Selecting a term
Start searching tweets, articles from media outlets, articles mentioned in tweets, journalists'
names, titles and bios with some suggested searches:
Companies or Topics (e.g. iPhone, Microsoft)
Phrases (e.g. "cloud computing") — use quotes to keep the terms together
Twitter handles (e.g. @username) — returns those who have mentioned or replied to
Names (e.g. "David Pogue")
Hashtags (e.g. #sxsw, #london2012)
Bio details (e.g. vegan, Olympics, father)
Muck Rack's Advanced Search allows for many boolean operators.
Find results that mention multiple specified terms, use AND or
+. For example, ensure each result contains both Elon Musk and Mark Zuckerberg by
searching Musk AND Zuckerberg or Musk + Zuckerberg.
Use the operators OR or , to broaden your search when you'd like either of
multiple terms to appear in results. (This is the default behavior of our search when no operators
are used). For example, results will contain either cake or cookie by searching cake OR cookie or cake,cookie
Use NOT or - to subtract results from your search. For
example, searching Disney will yield results about the Walt Disney Company as well as Walt Disney
World Resort. To exclude mentions of Disney World, search for Disney -World or Disney
When using one of these operators with a phrase, enclose it in quotation marks. For example, you can
find results about smartphones excluding Apple's iPhone 4S by searching smartphone -"iPhone
Exact case matching or punctuation
If you're searching for a brand name or keyword that relies on specific punctuation marks or capitalization, you can
find results that match your exact query by adding matchcase: before the keyword you're searching for, like matchcase:E*TRADE .
Use parentheses to separate multiple
boolean phrases. For example, to find journalists talking about having fun in Disney World or
Disneyland, search for ("disney world" OR disneyland) AND fun.
An asterisk can be used to search for any variation of a root word truncated by the asterisk.

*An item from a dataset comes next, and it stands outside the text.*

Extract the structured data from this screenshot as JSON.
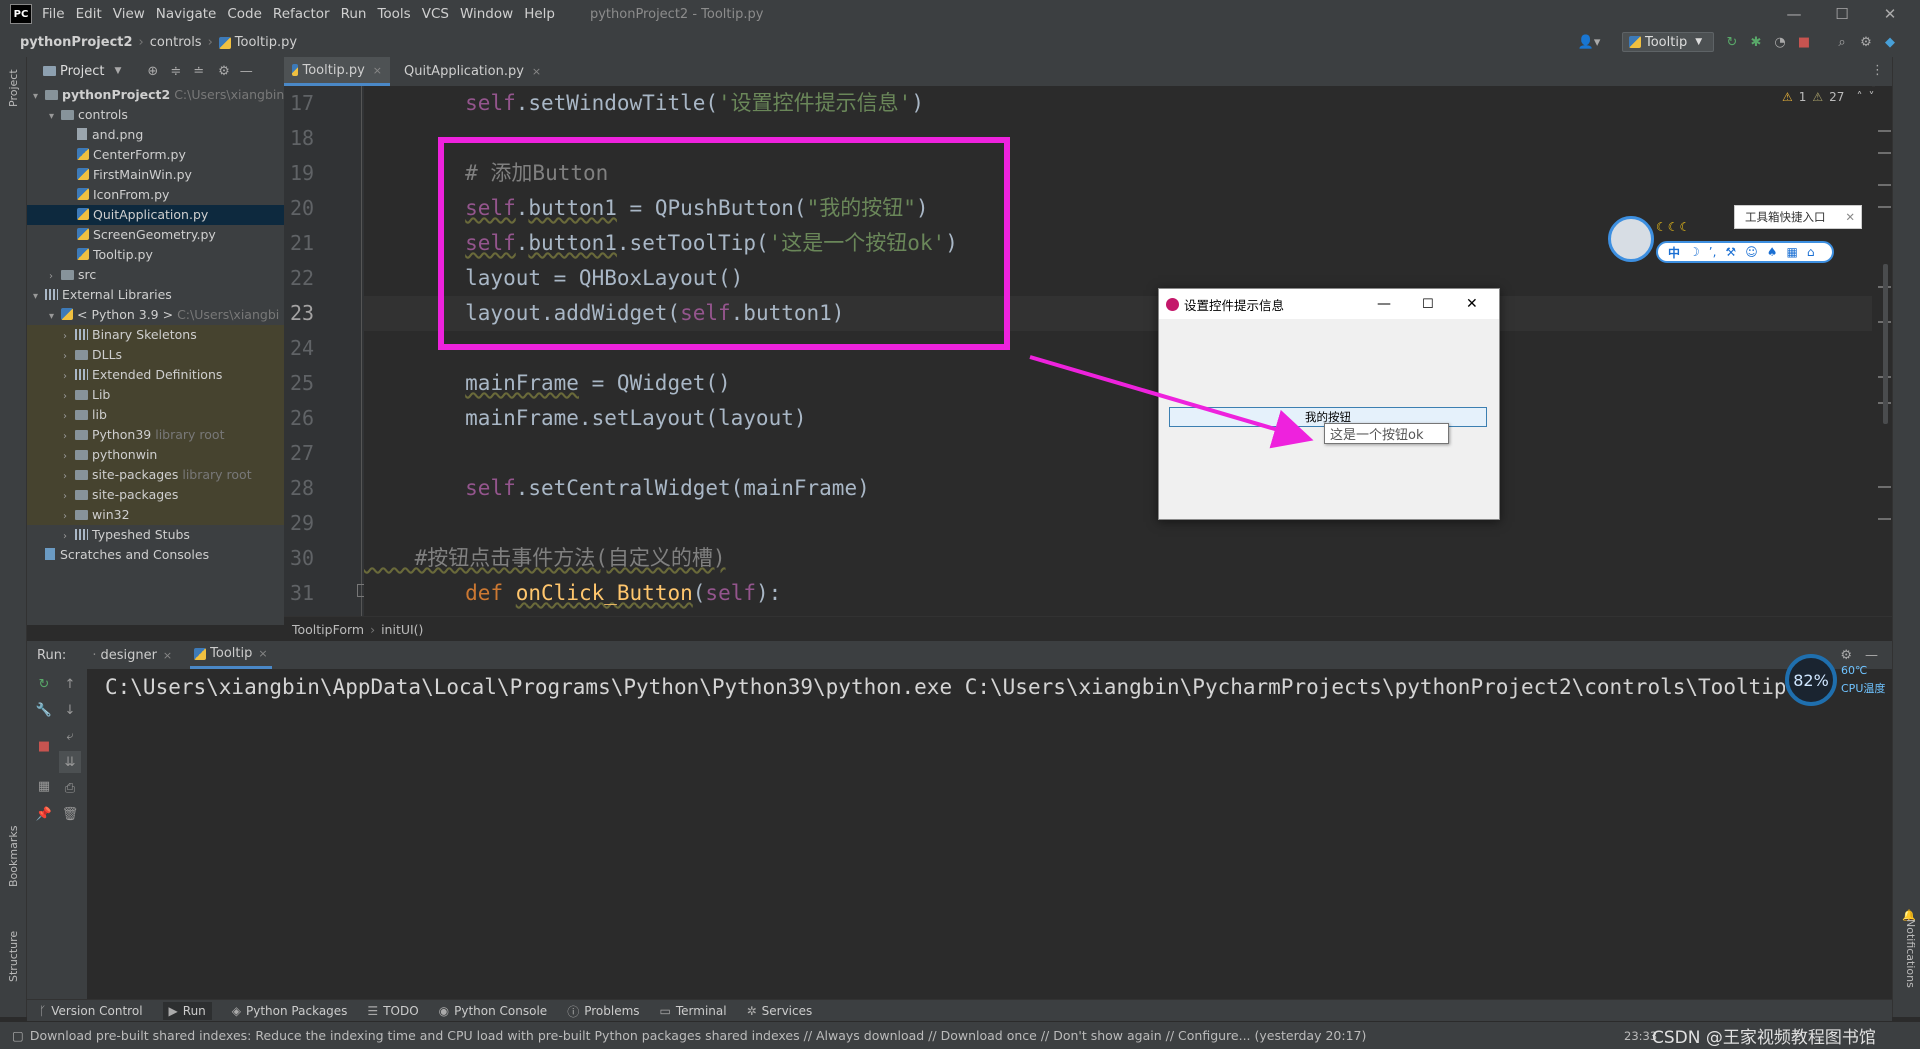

For example, searching for admin* will return results for administrator, administration, administer, administered, etc.
A near operator is an AND operator where you can control the distance between the words. You can vary the distance the near operation uses by adding a forward slash and number (between 0-99) such as strawberries NEAR/10 "whipped cream", which means the strawberries must exist within 10 words of "whipped cream".